And then Israel did something really unexpected. He leaned forward, crossed his arms over in front of him, and placed his right hand on Ephraim and his left hand on Manasseh. Joseph was horrified – the blessing of the right hand belonged to the firstborn. He grasped his father’s right hand and tried to prise it off Ephraim’s head and move it back to Manasseh. But Israel was having none of it. He replied, “I know, my son, I know; he also will become a people and he also will be great. However, his younger brother shall be greater than he, and his descendants shall become a multitude of nations.” The prophecy was fulfilled. By the time of Moses, 400 years later, Manasseh could muster an army of 32,000 men, while Ephraim’s army numbered 108,000. Even in his decline and frailty, Israel was still alert to what God was saying, and able to declare God’s purposes in a way that had powerful effects down many generations.
So to anyone who is experiencing the decline and frailty that comes with old age, and to anyone confined to restricted circumstances by a disability that prevents them from going out and meeting many people, I would say take encouragement from these two senior citizens of the Old Testament. As long as you breathe, God can use you and your life can be fruitful. Who knows whose future you might change even today by your words and prayers? Who could you pray for today? Who will enter your room today?
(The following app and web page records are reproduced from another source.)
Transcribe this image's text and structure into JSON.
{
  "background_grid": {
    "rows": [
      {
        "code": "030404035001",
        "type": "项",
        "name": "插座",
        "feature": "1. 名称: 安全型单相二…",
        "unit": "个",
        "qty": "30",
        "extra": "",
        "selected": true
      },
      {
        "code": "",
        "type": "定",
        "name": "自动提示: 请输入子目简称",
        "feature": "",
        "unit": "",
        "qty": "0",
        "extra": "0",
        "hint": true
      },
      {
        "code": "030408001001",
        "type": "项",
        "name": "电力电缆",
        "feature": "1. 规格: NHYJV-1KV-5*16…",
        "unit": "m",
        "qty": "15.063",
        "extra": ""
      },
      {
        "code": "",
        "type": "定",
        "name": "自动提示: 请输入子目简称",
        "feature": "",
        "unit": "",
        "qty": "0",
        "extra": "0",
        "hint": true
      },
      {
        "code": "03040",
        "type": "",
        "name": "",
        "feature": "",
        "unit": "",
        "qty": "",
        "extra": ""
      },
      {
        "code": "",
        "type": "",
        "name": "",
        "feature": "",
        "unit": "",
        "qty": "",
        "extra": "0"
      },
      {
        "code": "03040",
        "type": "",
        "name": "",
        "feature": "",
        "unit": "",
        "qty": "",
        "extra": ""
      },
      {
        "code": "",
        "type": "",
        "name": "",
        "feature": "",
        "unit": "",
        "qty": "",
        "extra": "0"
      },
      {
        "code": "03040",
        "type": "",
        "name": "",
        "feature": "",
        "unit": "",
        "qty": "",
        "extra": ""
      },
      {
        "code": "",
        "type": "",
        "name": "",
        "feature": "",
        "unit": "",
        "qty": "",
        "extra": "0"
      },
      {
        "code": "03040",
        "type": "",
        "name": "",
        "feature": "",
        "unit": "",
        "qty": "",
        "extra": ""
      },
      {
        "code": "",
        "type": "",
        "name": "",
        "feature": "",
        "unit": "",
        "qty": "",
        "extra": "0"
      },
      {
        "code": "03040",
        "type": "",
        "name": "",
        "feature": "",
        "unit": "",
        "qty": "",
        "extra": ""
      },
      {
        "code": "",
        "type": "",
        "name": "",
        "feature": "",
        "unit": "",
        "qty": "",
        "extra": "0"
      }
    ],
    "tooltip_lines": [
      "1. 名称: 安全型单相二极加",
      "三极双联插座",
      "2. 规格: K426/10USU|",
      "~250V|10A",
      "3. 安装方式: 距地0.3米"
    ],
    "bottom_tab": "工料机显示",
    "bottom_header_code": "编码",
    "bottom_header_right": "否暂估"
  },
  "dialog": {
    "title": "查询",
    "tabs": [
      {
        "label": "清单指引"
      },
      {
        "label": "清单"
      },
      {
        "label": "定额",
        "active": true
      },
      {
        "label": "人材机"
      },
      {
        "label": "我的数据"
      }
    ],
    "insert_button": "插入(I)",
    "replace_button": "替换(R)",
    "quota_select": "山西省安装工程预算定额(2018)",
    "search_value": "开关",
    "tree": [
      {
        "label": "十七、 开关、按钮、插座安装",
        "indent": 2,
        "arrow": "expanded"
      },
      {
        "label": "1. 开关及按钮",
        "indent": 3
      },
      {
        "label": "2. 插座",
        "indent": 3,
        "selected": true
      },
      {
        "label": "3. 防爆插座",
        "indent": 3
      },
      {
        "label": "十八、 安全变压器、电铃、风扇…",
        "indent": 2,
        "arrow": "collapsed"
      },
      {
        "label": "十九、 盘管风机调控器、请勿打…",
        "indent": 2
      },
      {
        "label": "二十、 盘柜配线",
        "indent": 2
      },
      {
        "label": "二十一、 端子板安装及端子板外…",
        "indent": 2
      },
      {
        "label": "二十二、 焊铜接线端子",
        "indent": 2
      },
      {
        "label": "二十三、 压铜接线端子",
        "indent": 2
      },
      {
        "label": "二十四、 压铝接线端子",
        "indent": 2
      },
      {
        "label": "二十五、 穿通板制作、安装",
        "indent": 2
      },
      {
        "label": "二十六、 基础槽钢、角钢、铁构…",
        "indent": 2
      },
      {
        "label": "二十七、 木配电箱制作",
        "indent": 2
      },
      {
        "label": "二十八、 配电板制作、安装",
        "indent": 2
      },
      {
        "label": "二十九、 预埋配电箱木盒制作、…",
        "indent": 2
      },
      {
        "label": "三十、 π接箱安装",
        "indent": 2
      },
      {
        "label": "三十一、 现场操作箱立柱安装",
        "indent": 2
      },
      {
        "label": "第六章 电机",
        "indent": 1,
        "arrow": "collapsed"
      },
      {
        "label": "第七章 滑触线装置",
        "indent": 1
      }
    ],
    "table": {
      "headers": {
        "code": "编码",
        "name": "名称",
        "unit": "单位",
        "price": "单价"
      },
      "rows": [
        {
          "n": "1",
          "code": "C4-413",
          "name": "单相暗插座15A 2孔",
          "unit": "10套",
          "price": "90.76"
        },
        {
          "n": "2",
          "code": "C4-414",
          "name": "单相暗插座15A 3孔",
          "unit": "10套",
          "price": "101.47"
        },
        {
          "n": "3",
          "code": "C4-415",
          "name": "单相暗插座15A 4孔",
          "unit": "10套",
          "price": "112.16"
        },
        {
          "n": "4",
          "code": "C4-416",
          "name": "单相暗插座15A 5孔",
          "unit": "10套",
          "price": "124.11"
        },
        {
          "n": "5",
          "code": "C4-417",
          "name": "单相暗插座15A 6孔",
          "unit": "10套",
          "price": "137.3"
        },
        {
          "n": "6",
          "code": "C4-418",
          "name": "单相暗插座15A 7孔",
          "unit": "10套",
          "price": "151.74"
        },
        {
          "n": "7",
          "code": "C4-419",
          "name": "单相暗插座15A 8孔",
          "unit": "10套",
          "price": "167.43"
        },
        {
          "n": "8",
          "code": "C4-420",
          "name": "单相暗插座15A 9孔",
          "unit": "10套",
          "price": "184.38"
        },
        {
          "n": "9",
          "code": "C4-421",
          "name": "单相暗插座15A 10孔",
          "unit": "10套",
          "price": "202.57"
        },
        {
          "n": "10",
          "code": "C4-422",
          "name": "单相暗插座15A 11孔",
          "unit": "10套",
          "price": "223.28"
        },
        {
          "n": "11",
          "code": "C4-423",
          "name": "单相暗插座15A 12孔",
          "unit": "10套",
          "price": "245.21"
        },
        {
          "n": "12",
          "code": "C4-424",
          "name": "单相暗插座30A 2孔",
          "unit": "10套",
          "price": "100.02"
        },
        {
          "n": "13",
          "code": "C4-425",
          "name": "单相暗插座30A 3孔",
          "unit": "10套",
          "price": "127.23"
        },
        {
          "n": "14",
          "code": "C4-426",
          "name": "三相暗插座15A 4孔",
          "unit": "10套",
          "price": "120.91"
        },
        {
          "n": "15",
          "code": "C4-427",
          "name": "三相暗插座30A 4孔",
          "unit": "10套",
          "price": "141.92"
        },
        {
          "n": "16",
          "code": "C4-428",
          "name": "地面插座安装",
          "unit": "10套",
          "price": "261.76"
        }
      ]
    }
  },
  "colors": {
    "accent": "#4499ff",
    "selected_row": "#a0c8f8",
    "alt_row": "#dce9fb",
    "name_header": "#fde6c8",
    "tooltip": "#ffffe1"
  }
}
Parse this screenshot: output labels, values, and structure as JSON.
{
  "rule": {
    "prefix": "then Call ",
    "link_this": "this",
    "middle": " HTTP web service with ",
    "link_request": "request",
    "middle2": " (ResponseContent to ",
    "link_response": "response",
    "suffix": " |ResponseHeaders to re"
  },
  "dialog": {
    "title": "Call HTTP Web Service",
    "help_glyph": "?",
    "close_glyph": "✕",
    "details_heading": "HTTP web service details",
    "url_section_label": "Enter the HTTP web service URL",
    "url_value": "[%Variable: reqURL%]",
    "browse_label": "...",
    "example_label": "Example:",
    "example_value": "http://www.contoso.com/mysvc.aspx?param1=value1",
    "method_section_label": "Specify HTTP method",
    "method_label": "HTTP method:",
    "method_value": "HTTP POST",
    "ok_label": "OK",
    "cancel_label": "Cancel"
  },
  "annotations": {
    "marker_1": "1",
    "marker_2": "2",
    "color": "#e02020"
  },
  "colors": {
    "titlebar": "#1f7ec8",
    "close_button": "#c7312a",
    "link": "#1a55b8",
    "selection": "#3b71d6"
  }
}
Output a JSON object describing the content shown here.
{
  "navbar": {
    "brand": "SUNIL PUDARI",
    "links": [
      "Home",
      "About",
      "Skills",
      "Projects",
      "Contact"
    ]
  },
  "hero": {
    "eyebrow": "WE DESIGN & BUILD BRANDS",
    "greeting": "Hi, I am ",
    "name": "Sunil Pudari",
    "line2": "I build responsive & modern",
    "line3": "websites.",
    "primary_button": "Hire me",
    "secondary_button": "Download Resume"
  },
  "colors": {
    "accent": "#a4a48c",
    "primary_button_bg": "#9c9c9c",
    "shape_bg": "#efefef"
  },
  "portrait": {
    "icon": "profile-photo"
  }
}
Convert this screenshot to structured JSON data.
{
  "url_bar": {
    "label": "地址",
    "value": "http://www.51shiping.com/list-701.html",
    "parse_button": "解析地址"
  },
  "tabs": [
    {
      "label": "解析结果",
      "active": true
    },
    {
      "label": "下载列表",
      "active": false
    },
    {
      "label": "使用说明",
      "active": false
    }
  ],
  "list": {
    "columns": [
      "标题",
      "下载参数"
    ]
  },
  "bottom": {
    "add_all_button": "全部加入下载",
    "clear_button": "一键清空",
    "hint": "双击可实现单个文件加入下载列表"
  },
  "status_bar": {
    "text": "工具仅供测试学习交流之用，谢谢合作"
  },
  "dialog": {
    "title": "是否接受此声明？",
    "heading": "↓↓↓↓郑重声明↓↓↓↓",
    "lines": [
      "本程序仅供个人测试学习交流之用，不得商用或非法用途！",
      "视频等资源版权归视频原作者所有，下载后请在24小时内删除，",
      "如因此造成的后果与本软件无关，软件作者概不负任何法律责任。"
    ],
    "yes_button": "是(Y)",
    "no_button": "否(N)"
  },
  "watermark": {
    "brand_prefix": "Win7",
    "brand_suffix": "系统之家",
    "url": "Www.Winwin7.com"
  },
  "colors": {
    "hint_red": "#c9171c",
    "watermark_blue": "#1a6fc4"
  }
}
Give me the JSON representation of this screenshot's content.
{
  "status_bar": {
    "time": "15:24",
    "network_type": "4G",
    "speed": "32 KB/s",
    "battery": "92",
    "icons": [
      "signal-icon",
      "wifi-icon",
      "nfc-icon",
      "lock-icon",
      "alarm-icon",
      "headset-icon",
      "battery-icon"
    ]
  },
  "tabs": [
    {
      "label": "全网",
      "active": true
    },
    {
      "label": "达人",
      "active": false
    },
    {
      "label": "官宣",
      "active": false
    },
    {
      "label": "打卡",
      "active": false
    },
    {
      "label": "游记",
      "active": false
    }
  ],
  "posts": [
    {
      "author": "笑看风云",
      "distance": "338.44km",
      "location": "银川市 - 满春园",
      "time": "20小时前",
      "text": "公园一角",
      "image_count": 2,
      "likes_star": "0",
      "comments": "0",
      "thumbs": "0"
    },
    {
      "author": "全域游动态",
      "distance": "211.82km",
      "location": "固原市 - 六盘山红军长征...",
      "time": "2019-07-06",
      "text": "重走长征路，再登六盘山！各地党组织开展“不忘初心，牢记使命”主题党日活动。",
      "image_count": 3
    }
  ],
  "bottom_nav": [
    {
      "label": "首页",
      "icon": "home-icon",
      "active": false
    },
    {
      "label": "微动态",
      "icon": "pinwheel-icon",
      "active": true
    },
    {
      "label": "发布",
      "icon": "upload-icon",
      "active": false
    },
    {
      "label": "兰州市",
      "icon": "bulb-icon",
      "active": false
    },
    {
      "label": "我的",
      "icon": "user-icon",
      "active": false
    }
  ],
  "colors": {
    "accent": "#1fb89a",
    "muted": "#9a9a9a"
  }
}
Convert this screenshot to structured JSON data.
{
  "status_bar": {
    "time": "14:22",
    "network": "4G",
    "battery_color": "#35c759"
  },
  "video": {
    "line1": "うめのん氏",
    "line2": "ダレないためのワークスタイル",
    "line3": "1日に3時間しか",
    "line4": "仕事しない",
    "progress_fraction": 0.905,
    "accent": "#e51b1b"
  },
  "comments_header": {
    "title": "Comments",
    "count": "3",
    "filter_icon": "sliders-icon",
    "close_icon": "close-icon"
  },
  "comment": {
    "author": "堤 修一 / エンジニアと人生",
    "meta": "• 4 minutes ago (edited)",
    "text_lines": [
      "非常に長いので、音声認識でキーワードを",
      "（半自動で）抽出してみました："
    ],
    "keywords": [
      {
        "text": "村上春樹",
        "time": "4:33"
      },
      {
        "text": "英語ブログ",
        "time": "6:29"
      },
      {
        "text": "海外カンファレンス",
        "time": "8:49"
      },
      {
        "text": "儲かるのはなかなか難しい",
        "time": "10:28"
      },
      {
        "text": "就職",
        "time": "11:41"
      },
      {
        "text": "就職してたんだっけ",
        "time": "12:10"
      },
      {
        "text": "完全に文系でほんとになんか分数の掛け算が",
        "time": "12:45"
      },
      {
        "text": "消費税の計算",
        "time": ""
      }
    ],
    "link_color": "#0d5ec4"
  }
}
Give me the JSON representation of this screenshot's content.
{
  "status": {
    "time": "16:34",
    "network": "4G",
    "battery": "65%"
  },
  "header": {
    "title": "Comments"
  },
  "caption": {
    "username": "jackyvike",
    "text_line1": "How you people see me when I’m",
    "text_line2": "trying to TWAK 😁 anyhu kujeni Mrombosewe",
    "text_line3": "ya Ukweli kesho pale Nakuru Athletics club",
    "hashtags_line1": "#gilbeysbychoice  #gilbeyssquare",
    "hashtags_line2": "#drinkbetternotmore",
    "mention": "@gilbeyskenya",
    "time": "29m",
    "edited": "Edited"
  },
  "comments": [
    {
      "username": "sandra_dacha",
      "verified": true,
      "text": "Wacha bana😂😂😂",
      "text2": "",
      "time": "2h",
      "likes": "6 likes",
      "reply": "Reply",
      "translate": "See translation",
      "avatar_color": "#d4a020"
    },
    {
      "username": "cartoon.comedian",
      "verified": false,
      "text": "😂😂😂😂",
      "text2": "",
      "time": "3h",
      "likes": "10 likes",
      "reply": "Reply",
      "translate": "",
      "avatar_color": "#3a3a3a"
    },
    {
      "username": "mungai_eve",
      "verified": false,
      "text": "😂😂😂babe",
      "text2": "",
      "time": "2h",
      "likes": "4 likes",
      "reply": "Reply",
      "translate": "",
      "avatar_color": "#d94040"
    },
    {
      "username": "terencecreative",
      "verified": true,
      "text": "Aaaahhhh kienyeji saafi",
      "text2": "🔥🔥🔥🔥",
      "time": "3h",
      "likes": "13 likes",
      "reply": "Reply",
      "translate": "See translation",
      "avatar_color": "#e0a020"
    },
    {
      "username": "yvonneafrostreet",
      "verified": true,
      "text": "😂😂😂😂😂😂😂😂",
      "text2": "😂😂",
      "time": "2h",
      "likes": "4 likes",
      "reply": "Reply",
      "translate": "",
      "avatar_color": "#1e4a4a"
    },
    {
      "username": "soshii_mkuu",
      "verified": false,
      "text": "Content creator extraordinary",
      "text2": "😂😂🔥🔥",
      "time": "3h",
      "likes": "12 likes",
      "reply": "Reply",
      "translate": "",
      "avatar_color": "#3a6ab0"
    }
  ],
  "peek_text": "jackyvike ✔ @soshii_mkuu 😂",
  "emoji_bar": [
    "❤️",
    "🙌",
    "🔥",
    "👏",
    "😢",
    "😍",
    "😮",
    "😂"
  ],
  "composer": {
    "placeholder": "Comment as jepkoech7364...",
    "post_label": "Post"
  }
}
What would happen if, before they arrive, you asked God to give you a life-changing word for them?
(Image is Jacob Blessing Ephraim and Manasseh, by Benjamin West)